Pascal Plisson is a French film director whose works have been shown in over 80 countries and have won numerous awards. He has directed over 25 documentaries, several feature films and many short films.
Born in 1965, Plisson grew up in the small village of Sainte-Croix in the French Alps. He was always passionate about films, and while still a teenager, he started to make short films for television. He studied film directing and cinematography at the University of Paris I, and in 1992 he made his first feature-length documentary entitled “The Road to Kabul”.
In 1997, Plisson directed his first feature film, “The Train of Life”, which won the Best Screenplay Award at the Cannes Film Festival and was nominated for a César Award for Best Film. The film was a critical and commercial success and was distributed around the world.
In 2001, Plisson released “The House of Life”, a documentary about a social housing project in France.
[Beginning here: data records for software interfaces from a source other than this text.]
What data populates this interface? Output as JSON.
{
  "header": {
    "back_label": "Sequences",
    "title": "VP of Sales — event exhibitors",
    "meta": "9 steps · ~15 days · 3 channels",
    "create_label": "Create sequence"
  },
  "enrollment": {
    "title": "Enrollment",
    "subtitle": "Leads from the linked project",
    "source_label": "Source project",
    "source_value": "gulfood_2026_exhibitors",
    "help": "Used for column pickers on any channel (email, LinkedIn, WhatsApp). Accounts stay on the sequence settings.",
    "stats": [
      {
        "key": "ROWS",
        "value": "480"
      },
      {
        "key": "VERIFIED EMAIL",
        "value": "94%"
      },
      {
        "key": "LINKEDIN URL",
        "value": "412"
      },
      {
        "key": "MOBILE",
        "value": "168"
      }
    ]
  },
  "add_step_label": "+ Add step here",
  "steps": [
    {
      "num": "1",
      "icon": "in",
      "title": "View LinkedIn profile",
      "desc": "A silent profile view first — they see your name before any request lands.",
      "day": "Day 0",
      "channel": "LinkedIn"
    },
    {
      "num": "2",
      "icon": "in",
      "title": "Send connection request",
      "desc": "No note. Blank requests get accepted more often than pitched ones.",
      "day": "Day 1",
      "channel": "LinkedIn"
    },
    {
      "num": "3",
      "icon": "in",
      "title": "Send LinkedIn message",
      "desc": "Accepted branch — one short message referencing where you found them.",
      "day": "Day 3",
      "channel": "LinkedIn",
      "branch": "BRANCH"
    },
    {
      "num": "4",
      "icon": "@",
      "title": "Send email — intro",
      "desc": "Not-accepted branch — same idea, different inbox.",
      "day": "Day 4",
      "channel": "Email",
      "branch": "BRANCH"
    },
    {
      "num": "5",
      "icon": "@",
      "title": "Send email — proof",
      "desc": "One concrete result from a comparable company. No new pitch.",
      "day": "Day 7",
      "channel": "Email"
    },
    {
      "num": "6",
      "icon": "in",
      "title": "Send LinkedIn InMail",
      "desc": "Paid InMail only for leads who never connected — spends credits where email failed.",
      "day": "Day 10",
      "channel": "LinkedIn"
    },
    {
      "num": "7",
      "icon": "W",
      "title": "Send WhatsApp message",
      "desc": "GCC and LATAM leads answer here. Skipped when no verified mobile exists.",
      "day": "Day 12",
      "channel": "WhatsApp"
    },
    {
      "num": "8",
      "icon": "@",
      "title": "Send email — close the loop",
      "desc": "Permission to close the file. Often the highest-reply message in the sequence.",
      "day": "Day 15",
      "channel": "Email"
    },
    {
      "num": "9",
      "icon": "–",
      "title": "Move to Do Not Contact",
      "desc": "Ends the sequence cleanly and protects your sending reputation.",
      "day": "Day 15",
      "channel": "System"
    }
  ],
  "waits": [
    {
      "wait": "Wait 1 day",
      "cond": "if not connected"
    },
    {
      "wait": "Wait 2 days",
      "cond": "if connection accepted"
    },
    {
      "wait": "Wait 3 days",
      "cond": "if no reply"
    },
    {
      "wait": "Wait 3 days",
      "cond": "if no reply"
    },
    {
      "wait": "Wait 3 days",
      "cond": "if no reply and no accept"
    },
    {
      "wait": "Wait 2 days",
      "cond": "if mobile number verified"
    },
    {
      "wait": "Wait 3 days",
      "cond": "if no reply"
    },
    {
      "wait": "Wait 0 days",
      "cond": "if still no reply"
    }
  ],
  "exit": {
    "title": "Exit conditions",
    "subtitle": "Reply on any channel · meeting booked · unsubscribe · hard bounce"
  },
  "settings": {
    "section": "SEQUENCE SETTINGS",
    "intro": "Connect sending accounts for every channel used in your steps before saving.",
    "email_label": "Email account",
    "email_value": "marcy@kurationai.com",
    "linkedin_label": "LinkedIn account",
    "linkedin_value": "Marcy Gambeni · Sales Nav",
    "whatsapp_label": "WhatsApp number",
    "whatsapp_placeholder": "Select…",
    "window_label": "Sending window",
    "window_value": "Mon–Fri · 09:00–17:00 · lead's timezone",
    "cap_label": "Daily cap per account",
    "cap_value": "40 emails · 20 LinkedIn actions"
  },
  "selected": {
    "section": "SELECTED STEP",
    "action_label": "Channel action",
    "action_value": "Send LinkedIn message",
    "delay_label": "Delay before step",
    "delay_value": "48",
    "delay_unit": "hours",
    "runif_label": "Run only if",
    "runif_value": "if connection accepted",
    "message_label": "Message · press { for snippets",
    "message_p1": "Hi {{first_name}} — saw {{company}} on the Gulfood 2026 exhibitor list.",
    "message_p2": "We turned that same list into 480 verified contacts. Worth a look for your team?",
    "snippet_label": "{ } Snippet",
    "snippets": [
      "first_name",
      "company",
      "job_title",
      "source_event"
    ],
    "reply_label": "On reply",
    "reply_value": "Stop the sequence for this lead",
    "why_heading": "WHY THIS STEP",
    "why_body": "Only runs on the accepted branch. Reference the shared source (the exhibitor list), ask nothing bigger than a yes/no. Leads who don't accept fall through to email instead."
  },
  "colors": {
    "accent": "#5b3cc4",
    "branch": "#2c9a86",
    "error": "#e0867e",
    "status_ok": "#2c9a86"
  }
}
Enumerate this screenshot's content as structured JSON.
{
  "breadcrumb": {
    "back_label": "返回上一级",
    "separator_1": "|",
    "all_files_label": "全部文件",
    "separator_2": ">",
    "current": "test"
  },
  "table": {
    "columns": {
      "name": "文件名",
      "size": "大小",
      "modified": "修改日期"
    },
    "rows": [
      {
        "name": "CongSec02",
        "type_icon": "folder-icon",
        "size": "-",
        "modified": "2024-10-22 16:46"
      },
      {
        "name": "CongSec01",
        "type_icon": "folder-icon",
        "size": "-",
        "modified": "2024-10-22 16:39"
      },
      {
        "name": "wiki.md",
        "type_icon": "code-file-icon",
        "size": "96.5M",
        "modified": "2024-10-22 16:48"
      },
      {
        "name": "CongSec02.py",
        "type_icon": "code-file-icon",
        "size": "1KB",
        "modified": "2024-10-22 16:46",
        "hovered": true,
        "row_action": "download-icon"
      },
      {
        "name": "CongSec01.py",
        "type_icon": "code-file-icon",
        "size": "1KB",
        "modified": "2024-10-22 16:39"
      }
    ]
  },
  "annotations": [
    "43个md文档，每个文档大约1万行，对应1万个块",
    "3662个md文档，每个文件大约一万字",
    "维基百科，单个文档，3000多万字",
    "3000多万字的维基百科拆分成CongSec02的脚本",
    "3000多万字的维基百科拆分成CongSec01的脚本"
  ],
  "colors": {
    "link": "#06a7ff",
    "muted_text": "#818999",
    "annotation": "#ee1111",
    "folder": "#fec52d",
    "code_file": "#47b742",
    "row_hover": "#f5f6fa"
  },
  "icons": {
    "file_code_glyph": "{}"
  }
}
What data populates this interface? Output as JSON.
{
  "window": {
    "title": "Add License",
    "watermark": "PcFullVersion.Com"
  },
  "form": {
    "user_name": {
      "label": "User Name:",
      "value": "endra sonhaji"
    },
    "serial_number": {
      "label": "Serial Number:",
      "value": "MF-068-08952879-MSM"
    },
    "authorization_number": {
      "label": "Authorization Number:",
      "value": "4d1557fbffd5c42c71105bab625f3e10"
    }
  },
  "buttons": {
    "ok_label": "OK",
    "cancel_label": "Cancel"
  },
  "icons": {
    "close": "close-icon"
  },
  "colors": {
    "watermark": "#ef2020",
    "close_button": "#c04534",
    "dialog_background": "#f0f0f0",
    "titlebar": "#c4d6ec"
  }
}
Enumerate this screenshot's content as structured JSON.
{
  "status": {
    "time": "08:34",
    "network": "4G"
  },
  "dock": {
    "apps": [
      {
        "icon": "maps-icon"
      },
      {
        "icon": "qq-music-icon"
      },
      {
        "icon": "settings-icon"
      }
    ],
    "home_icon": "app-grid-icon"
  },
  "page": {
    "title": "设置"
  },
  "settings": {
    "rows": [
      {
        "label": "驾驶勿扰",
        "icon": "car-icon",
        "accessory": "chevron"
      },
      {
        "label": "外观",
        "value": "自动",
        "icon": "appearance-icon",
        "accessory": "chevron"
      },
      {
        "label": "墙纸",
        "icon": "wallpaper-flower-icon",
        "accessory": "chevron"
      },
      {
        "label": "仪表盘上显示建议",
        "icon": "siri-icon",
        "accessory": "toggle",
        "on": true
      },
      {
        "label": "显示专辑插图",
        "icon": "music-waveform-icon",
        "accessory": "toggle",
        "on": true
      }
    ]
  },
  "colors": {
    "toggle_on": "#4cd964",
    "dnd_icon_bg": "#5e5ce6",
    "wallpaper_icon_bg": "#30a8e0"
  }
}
The film won numerous awards, including the Grand Prize at the International Documentary Festival in Amsterdam.
In 2006, Plisson released “The Son of God”, a documentary about the life of Jesus Christ. The film was an international hit and it won the Grand Prize at the Rome International Film Festival. It was also nominated for a César Award for Best Documentary.
In 2008, Plisson released “The Wind of Time”, a documentary about the life of a Tibetan nomad family. The film was critically acclaimed and it won the Grand Prize at the International Documentary Festival in Amsterdam.
In 2010, Plisson released “The Kids of the Round Table”, a feature film about a group of young French children who travel to England to take part in a medieval festival. The film was a critical and commercial success and it was nominated for several César Awards.
Plisson’s films have been shown in over 80 countries and have won multiple awards. His works explore the human condition and the power of hope, courage and friendship and he is considered one of the most influential French filmmakers of his generation.